Thursday, June 02, 2011

What We Need to Know, and What We Don’t Need to Know

(Ascension Thursday 2011: This homily was given on June 2, 2011 at St. Pius X Church, Westerly, R.I., by Fr. Raymond Suriani. Read Acts 1: 1-14)

[For the audio version of this homily, click here: Ascension Thursday 2011]

See if you can follow this . . .

The world is full of people who desperately want to know what they don’t need to know; and, who, at the very same time, don’t know what they should know and what they do need to know!

That’s one reason why more people gossip than read the Bible or the Catechism!

C.S. Lewis, the author of The Chronicles of Narnia, understood this human tendency as well as anyone. That’s why he often has Aslan, the Great Lion, tell the other characters in these 7 stories to—for lack of a better expression—mind their own business! (Aslan, remember, represents Jesus in these novels.) For example, in The Voyage of the Dawn Treader, Lucy, one of the children, asks Aslan whether her cousin Eustace will ever come back again to Narnia. Aslan answers her by saying, “Child, do you really need to know that?” Along the same lines, in one of the other stories, The Horse and His Boy, Aslan says to Shasta, one of the main characters, “I tell no-one any story but his own.”

I mention this today because in our first reading we’re told that just before Jesus ascended into heaven 2,000 years ago the apostles asked him a question about the future of the nation of Israel. Their “inquiring minds” wanted to know. They said, “Lord, are you at this time going to restore the kingdom to Israel?” Apparently, they still had this idea in their heads that the Messiah had come to restore the nation of Israel to the place of prominence that it had under King David many years before.

Obviously they didn’t fully understand that the Messiah’s kingdom extended far beyond the bounds of little, old Palestine—and far beyond the bounds of this mortal life.

Jesus didn’t argue the point directly, but he did tell them, in effect, that this was something that they did not need to know about. He said, “It is not for you to know the times or seasons that the Father has established by his own authority.”

How easy it is for us to be like these apostles! Before the Holy Spirit came upon them at Pentecost, they desperately wanted to know things that they did not need to know. This story makes that fact crystal clear.
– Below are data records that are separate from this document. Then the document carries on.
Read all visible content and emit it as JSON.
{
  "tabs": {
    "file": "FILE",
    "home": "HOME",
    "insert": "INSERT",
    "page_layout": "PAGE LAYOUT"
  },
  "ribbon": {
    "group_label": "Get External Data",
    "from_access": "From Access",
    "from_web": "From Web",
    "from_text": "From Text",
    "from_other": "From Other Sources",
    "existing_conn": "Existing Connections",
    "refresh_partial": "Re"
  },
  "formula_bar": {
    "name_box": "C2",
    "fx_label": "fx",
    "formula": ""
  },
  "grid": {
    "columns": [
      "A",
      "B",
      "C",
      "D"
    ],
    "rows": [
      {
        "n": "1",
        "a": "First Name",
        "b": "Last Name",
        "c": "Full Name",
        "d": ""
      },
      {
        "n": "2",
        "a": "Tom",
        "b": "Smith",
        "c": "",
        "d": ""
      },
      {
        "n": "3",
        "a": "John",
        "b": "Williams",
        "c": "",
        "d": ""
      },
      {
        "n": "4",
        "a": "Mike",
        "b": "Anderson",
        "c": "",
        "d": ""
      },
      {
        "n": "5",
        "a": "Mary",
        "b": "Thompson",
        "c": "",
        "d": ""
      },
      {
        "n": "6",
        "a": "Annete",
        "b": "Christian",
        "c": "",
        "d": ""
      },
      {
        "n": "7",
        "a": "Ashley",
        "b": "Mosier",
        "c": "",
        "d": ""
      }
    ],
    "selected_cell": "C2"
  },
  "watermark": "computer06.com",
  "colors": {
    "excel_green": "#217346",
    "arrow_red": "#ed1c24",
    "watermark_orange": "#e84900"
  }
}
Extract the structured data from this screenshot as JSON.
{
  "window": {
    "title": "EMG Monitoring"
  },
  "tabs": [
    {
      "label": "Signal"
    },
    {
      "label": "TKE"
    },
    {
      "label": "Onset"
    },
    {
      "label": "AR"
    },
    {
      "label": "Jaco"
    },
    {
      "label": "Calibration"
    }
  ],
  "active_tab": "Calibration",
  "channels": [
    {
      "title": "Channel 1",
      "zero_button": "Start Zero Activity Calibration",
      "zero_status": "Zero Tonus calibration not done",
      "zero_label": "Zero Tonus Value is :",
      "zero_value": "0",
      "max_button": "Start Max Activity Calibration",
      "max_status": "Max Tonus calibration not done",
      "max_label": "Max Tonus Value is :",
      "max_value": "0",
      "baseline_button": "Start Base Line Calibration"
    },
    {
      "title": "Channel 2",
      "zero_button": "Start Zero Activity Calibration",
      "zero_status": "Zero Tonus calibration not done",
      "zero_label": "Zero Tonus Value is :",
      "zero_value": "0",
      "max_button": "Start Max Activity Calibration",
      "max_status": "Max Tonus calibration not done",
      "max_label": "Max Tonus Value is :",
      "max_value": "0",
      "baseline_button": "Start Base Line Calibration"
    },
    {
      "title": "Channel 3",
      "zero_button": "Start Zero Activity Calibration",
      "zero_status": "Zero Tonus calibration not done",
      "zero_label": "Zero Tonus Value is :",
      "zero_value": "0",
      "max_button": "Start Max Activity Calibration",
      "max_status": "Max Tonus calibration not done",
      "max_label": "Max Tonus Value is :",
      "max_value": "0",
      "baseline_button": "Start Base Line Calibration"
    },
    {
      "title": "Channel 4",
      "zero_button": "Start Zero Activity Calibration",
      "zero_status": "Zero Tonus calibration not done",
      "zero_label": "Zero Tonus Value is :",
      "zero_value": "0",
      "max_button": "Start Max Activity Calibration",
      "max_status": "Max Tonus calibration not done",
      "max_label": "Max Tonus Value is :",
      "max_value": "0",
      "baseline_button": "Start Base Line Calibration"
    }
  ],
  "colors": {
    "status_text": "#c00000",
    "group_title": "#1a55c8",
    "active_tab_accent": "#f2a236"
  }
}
But at the very same time they were completely unaware of some other things that they should have known and needed to know—like where the Messiah’s kingdom was to be found!

The world is full of people who desperately want to know what they don’t need to know; and, who, at the very same time, don’t know what they should know and what they do need to know!

I thought of this a few weeks back when I was having a conversation with a young woman from the parish—a young woman who attends a certain Catholic high school in the Wakefield area (gee, I wonder what Catholic school that is?). She was very upset because her French teacher was in the process of showing the movie, The DaVinci Code, to her class, without providing any explanatory information to the students. In other words, she had them watch this film without telling them about the numerous lies it contains about the Church and about the history of Christianity.

That’s probably because the teacher herself doesn’t know what the lies are!

Not surprisingly, this was causing a lot of confusion among the students in the class, and was even causing some of them to question their Catholic faith!

What those students need to know about their Catholic faith, they don’t know (and, unfortunately, they aren’t being taught!).

And yet, I’ll bet many of them know lot about actor Tom Hanks! I’ll bet some them even know a few things about Ron Howard, the director of the film. I know it’s ancient history, but I’m sure that at least a couple of them know he starred in the old sitcom “Happy Days” and that he played “Opie” on the old “Andy Griffith Show.”

All of which is nice to know, but relatively unimportant when it comes to living this life successfully and getting to heaven when this life is over!

The bottom line is this: Like the apostles in today’s first reading, we all want to know many things—some of which we really don’t need to know, and some of which we can never know on this side of the grave: Why did God allow my loved one to die at such a young age? Why doesn’t everyone believe in God? Why do some evil people seem to suffer so little in this life? Why, Fr. Ray, did God let you get Parkinson’s Disease?

I don’t know the answer to that last question—and I don’t think I ever will while I’m here on this earth. But, to be perfectly frank, I don’t need to know it.

That’s certainly what Aslan would tell me if I lived in the magical world of Narnia.

And yet, in the midst of the frustration that comes with not knowing everything we’d like to know, we CAN still know many things! In fact, the good news is that we can know everything we NEED to know in order to be saved—everything we need to know to get to heaven!

May the Lord help us to know those things, and to focus on those things, and to be faithful to those things, so that we will someday reach our heavenly goal—the goal that Jesus reached on the very first Ascension Thursday.